The City of Selkirk’s Budget 2016 takes aim at infrastructure, both external and internal, and with the strategic plan in mind, concentrates on building the city’s capacity to facilitate economic growth and modernize its municipal government.
For the second consecutive year, the city has completed its budget before year’s end, providing a competitive advantage when it comes to projects slated for work in 2016. Projects can be tendered sooner, allowing the city to get to work started quickly and at the best price possible in the short summer season. The budget was approved at council’s Dec. 29 meeting.
Mayor Larry Johannson said 2016 will be an exciting year, with many important projects taking place. He said city management has once again delivered a strong budget that keeps increases to a minimum and delivers the best bang for the buck.
Focused on Infrastructure
The focus on infrastructure is important, the mayor said, because it’s an investment in Selkirk’s future.
“It’s not the sexiest stuff out there, what we’re doing with infrastructure, but in order to move the city forward and be viable in the future and to be ready for all the investments and development, there’s been a lot but there’s a lot yet to come, we have to do it,” Johannson said.
“We have to be ready for that. We have to be ready with proper water supply, we have to be ready with proper sewer, and all that good stuff. And we will be ready.”
Budget 2016 calls for a slight 2.99 per cent tax increase, which translates into about an additional $6 per month on a home valued at $250,000.
Johannson said the growth in the city’s tax base – achieved through strategic planning – allowed council to keep the increase to a minimum.
External infrastructure, things we all rely on daily such as roads, sewer and water pipes, buildings and city equipment, get much attention in the new budget.
A reliable water supply is a priority in the city’s strategic plan, and the city will invest $4 million into a new water source that will ensure Selkirk’s water supply is safe and abundant for today and decades to come.
Road improvements will once again be a priority in 2016 and the city will invest $1.14 million to make Selkirk streets better.
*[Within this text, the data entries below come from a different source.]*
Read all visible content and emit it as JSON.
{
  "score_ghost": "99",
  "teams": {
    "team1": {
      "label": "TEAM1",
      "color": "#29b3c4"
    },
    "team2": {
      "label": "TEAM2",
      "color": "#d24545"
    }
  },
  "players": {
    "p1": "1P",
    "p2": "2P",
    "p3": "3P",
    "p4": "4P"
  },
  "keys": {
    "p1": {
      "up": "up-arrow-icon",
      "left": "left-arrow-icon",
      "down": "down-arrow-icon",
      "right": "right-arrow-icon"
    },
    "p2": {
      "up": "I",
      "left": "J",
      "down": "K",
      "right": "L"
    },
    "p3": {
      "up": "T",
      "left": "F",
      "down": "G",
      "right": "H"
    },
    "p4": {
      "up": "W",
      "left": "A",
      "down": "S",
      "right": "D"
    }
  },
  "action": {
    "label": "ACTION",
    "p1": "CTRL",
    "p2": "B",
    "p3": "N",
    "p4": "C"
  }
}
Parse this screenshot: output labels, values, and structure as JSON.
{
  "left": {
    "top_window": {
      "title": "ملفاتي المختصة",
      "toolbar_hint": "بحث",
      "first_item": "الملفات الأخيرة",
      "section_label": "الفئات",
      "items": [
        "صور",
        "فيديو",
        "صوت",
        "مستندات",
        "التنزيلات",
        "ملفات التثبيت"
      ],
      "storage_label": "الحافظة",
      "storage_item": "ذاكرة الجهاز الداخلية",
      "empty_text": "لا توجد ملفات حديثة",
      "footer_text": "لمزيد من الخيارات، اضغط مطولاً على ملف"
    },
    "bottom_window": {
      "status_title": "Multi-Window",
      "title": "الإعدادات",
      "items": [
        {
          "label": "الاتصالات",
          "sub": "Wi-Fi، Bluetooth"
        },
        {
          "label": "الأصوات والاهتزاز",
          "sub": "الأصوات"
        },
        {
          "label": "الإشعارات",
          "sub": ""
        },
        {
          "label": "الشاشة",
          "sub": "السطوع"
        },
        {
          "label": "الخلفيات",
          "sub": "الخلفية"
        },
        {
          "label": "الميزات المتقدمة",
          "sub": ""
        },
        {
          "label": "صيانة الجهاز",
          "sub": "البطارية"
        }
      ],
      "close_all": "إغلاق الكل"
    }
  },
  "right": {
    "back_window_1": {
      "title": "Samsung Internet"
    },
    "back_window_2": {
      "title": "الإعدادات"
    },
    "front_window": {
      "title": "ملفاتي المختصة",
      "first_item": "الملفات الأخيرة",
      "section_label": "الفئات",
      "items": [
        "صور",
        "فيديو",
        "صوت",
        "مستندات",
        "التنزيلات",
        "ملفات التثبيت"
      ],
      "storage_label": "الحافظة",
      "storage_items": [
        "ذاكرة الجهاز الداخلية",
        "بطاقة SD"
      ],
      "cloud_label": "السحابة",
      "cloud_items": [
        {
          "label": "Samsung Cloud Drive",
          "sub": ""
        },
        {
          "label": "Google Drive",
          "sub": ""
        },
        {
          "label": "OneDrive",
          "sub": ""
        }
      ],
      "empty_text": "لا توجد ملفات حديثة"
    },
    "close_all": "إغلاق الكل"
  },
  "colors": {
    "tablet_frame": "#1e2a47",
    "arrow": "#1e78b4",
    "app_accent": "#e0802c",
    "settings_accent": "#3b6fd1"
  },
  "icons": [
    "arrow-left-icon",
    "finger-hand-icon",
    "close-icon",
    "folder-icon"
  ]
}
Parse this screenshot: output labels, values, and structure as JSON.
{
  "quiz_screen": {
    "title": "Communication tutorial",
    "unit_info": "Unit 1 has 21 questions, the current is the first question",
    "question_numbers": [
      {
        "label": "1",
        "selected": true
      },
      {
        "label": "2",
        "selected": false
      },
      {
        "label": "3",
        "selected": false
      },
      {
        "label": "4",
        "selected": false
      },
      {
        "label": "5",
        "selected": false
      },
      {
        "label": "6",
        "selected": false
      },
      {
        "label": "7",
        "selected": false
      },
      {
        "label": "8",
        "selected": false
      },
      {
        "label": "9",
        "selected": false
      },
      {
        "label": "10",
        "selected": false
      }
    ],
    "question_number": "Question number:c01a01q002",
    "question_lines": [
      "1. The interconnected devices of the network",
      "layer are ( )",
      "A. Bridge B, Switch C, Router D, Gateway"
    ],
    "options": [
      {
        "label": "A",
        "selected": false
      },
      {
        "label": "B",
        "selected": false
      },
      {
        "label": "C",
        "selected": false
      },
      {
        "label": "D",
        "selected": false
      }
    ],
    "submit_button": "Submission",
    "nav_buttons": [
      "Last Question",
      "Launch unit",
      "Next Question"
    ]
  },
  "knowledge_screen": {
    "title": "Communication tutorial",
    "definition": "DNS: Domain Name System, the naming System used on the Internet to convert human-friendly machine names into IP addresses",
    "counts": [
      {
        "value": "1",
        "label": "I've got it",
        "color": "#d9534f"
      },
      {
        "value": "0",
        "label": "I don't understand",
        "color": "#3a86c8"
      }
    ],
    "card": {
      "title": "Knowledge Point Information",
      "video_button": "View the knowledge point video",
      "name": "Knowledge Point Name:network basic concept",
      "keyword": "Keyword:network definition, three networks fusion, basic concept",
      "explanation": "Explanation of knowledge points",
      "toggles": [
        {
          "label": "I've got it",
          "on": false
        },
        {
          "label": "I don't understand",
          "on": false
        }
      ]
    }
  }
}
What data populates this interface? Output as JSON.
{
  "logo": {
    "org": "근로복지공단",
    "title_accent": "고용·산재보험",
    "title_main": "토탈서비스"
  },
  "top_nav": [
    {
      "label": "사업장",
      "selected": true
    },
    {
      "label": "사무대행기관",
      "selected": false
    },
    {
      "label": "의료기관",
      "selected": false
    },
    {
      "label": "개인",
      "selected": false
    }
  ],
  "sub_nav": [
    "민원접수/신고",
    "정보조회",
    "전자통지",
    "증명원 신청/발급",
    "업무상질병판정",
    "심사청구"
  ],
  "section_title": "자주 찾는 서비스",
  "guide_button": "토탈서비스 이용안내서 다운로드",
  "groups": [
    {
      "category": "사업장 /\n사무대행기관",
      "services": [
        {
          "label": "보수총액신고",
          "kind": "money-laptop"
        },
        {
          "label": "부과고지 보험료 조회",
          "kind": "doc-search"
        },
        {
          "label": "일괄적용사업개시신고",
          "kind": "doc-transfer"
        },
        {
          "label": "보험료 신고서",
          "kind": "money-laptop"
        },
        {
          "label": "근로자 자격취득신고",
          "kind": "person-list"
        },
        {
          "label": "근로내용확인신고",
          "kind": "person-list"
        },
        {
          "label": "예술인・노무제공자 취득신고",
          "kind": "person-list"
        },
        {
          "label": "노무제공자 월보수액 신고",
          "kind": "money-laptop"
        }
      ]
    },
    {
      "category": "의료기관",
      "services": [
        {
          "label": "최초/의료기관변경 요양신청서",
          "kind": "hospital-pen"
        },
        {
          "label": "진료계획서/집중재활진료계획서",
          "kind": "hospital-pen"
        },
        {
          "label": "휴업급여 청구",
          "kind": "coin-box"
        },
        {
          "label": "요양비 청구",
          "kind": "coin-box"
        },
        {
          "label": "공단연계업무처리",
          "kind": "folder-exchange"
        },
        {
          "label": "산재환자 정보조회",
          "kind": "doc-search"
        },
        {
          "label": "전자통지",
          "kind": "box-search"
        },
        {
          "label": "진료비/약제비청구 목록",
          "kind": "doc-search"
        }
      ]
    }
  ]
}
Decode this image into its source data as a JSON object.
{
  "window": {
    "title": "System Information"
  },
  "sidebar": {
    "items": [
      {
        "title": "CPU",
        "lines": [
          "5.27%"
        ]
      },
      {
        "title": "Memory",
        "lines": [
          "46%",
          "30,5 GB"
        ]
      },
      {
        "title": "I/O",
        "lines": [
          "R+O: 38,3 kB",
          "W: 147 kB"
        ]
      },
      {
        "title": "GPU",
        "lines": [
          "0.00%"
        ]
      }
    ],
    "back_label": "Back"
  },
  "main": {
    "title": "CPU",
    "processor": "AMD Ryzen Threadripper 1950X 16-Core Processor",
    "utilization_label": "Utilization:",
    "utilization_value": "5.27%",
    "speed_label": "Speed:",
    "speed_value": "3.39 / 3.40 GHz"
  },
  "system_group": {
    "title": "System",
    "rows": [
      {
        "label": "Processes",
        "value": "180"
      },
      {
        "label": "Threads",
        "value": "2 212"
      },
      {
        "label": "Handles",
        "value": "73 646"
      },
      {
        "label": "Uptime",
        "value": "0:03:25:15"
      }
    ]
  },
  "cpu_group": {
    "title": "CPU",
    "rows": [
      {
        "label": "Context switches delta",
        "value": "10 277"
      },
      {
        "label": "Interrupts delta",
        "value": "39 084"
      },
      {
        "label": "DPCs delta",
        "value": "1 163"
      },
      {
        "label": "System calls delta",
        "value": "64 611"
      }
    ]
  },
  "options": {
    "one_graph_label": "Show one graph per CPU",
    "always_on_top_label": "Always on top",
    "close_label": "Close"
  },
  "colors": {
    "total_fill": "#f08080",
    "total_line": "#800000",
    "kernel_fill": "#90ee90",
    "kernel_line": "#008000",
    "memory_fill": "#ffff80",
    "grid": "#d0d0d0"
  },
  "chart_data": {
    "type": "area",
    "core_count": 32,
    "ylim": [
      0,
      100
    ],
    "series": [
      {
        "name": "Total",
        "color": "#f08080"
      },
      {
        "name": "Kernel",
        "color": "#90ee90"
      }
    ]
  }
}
Jemima Street will be resurfaced and water mains reconstructed from Manitoba to Queen; Sophia Street will be reconstructed and paved from Queen to the railway tracks; and detailed design plans for Manitoba from Main to Easton and Easton to Hwy. 9A will be completed. A Manitoba Avenue West road improvement plan will be developed and designs for the west end truck line and sewage lift station, to facilitate future growth to the west, will be undertaken.
City of Selkirk CAO Duane Nicol said investment in the city’s infrastructure now is also an investment in Selkirk’s future. And, having dollars ready allows the city to capitalize on provincial and federal dollars when they become available.
“We continue to increase the investments we are making into our aging infrastructure to slow the growth in disrepair. We will make the best use possible of every federal and provincial grant available to us,” Nicol said.
“We are investing in new infrastructure, which is opening new opportunities for commercial, industrial and residential growth. Encouraging efficient and cost-effective growth will expand our tax base with minimal growth in annual city expenses.”
Budget 2016 also invests $440,000 in the city’s recreational infrastructure and the Rec Complex, Selkirk Park, including the campground and pool. The Waterfront and the community trails will also see improvements.
The Rec Complex will become more energy efficient and its lobby will be upgraded making it more comfortable for users. The outside parking lot stairs will also be replaced. The pool enhancement project will be completed and the campground showers remodelled. Additional funds will go into The Waterfront events budget, slip dock cover replacement work will continue and a budget will be established for the community trails.
Internal infrastructure includes the processes and programs that help the city run smoothly, but the most important internal infrastructure is the city’s people.
“We continue to invest in our No. 1 asset, our people,” Nicol said.
“The city is best served when it has an engaged, well-trained, talented and innovative civil service. We will continue to invest in staff skill development and leadership training. We will also continue to invest in improvements to our technology, ensuring our people have the tools they need to deliver quality municipal services.”
The city will invest $100,000 in capital asset management software, which will help manage the city’s massive asset inventory. The software features cutting-edge modelling and predicative applications that help in planning future infrastructure works and the investment and debt systems that will help fund future projects.
A new and improved city website was launched in 2015 and in 2016 more investments will be made to make the site even more user friendly. The city will re-evaluate its organizational structure and realign and provide new resources in key areas.
“These changes will help us build the municipal government we need to maintain our current momentum and support a larger, more vibrant Selkirk in the future,” Nicol said.
The city is also working to improve planning and development strategies. Council is redeveloping its zoning bylaw and creating the Annie West Development Plan that will support its efforts to build a more modern, cost-efficient urban community. Better land use and progressive practices will build a more sustainable community and growth, along with diversity of the city tax base, will keep new infrastructure and operating costs to a minimum.